Immunosuppressive therapies can improve outcomes, but around half of patients still experience a relapse within 5 years. However, should immunosuppressants need to be withdrawn due to adverse effects, disease flares often occur, with an associated drop in quality of life. 

“There is an unmet need for safe, effective therapies for non-severe AAV to reduce disease activity, prevent disease progression and damage accumulation and minimize drug toxicity,” the authors wrote. 

Read more about AAV etiology 

Hydroxychloroquine is a drug that has been proven to be safe and effective in treating autoimmune diseases such as Sjögren’s syndrome and systemic lupus erythematosus. Importantly, it is steroid sparing, meaning that patients do not need to worry about the resulting adverse effects of cumulative steroid doses. Despite its excellent track record in treating autoimmune disorders, the use of hydroxychloroquine has never been assessed in AAV. 

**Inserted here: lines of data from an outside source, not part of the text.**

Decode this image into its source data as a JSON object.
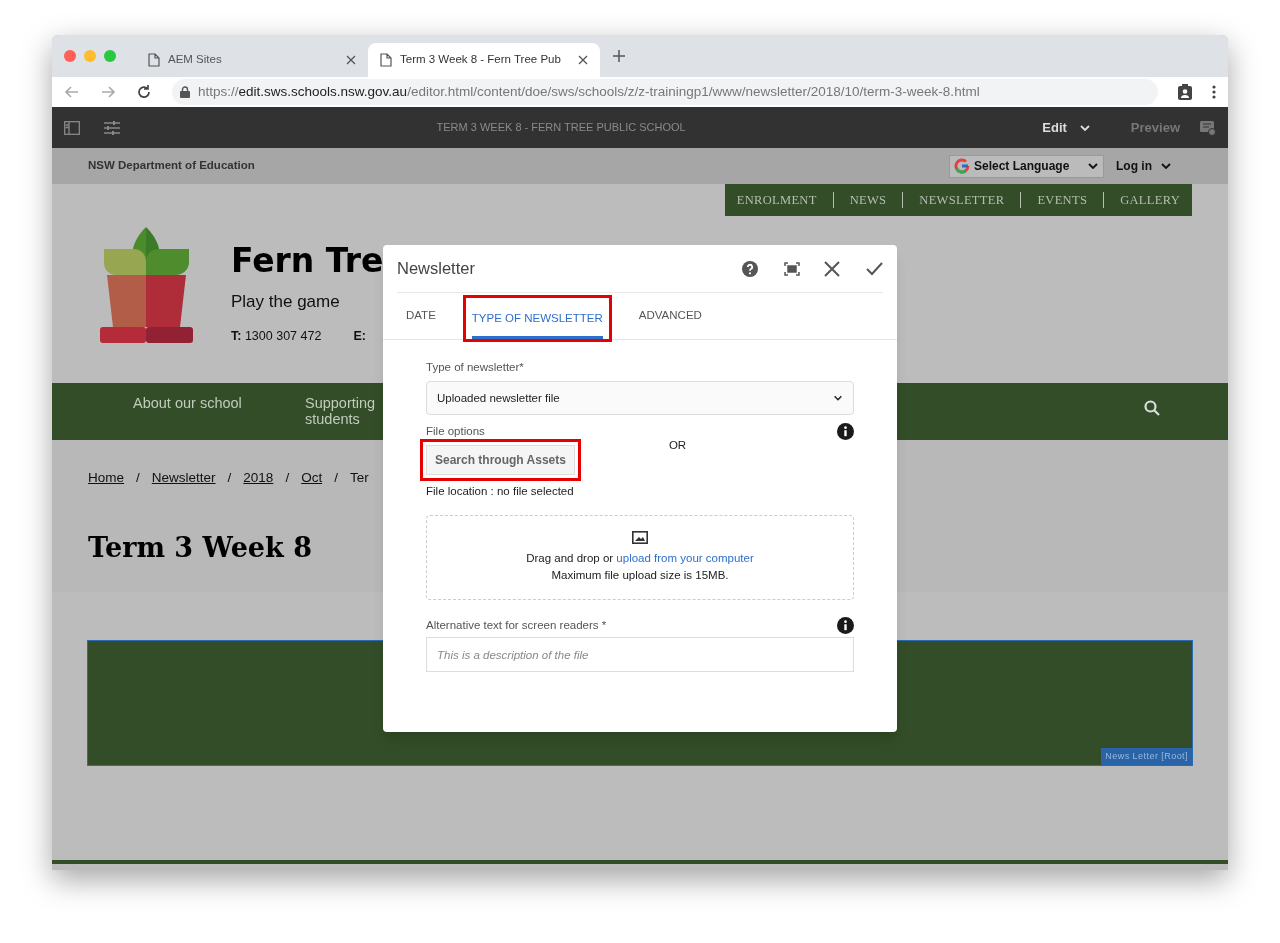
{
  "browser": {
    "tabs": [
      {
        "title": "AEM Sites",
        "selected": false
      },
      {
        "title": "Term 3 Week 8 - Fern Tree Pub",
        "selected": true
      }
    ],
    "url": {
      "host_prefix": "https://",
      "host": "edit.sws.schools.nsw.gov.au",
      "path": "/editor.html/content/doe/sws/schools/z/z-trainingp1/www/newsletter/2018/10/term-3-week-8.html"
    }
  },
  "editor_toolbar": {
    "page_title": "TERM 3 WEEK 8 - FERN TREE PUBLIC SCHOOL",
    "mode": "Edit",
    "preview": "Preview"
  },
  "site": {
    "department": "NSW Department of Education",
    "language": "Select Language",
    "login": "Log in",
    "top_nav": [
      "ENROLMENT",
      "NEWS",
      "NEWSLETTER",
      "EVENTS",
      "GALLERY"
    ],
    "school_name": "Fern Tre",
    "motto": "Play the game",
    "phone_label": "T:",
    "phone": "1300 307 472",
    "email_label": "E:",
    "main_nav": [
      "About our school",
      "Supporting students"
    ],
    "breadcrumb": [
      {
        "kind": "link",
        "label": "Home"
      },
      {
        "kind": "separator",
        "label": "/"
      },
      {
        "kind": "link",
        "label": "Newsletter"
      },
      {
        "kind": "separator",
        "label": "/"
      },
      {
        "kind": "link",
        "label": "2018"
      },
      {
        "kind": "separator",
        "label": "/"
      },
      {
        "kind": "link",
        "label": "Oct"
      },
      {
        "kind": "separator",
        "label": "/"
      },
      {
        "kind": "current",
        "label": "Ter"
      }
    ],
    "page_heading": "Term 3 Week 8",
    "component_badge": "News Letter [Root]"
  },
  "dialog": {
    "title": "Newsletter",
    "tabs": [
      {
        "label": "DATE",
        "selected": false
      },
      {
        "label": "TYPE OF NEWSLETTER",
        "selected": true,
        "highlighted": true
      },
      {
        "label": "ADVANCED",
        "selected": false
      }
    ],
    "type_label": "Type of newsletter*",
    "type_value": "Uploaded newsletter file",
    "file_options_label": "File options",
    "search_button": {
      "label": "Search through Assets",
      "highlighted": true
    },
    "or": "OR",
    "file_location": "File location : no file selected",
    "dropzone": {
      "text": "Drag and drop or",
      "link": "upload from your computer",
      "limit": "Maximum file upload size is 15MB."
    },
    "alt_label": "Alternative text for screen readers *",
    "alt_placeholder": "This is a description of the file"
  }
}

The authors of this study thus seek to explore if the addition of hydroxychloroquine to background therapy can augment positive outcomes. They aim to conduct a double-blind, multicenter trial, called HAVEN, in which patients with AAV are randomized in a 1:1 ratio to receive hydroxychloroquine (400 mg daily, later adjusted to body weight and renal function) or placebo for 52 weeks. Ten visits will be scheduled across 60 weeks, during which clinicians will collect data on adherence to treatment, disease activity, clinical biomarkers, and quality of life. 

The COVID-19 pandemic resulted in the delay of the trial, and the research team has extended the study period to cover lost time. They also revised the exclusion criteria to include patients who were admitted to critical care in the last 6 months due to COVID-19. Flexibility was added to trial visit windows in the event that a participant needed to self-isolate. 

Read more about AAV treatment

The research team is currently working according to their latest protocol, amended on May 10, 2022. Recruitment for the trial is ongoing and is due to be completed by December 31, 2024. 

“Despite concerns about the impact of COVID-19 on recruitment, the HAVEN trial hopes to show that the addition of hydroxychloroquine as an adjunctive therapy to standard of care therapies does reduce disease activity in patients with AAV,” the authors wrote. 


Learoyd AE, Arnold L, Reid F, et al. The HAVEN study-hydroxychloroquine in ANCA vasculitis evaluation — a multicentre, randomised, double-blind, placebo-controlled trial: study protocol and statistical analysis planTrials. Published online April 6, 2023. doi:10.1186/s13063-023-07108-3